ACTION ITEM:
For the records that follow, give the number of lines containing the word "seleccionados", with no added text.

═════ AVAILABLE RECORDS ═════

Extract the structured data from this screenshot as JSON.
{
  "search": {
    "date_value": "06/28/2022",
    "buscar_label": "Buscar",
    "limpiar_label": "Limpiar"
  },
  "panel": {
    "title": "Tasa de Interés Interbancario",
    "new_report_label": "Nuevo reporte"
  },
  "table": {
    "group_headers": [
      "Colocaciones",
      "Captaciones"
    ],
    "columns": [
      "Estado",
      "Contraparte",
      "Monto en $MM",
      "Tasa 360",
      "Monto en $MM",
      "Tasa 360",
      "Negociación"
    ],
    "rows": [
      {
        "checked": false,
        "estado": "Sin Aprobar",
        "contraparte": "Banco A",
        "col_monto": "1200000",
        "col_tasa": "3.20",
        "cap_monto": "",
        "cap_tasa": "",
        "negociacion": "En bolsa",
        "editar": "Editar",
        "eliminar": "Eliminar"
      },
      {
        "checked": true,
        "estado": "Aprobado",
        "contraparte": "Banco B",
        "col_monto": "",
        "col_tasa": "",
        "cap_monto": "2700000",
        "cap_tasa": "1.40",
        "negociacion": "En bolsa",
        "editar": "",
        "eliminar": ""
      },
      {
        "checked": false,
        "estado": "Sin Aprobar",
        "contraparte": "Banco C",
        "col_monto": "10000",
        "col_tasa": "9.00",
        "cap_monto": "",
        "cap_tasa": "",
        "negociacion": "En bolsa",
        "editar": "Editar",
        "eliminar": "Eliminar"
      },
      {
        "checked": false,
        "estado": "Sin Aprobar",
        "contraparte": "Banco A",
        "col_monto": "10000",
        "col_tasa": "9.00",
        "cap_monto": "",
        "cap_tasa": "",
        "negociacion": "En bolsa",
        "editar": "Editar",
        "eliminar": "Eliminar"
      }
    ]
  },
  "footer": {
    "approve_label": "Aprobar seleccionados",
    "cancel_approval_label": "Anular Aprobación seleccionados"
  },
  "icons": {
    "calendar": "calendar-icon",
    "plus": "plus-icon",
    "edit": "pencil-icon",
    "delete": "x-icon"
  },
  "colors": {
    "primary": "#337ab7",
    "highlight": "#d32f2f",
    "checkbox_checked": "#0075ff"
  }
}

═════

FINAL ANSWER:
2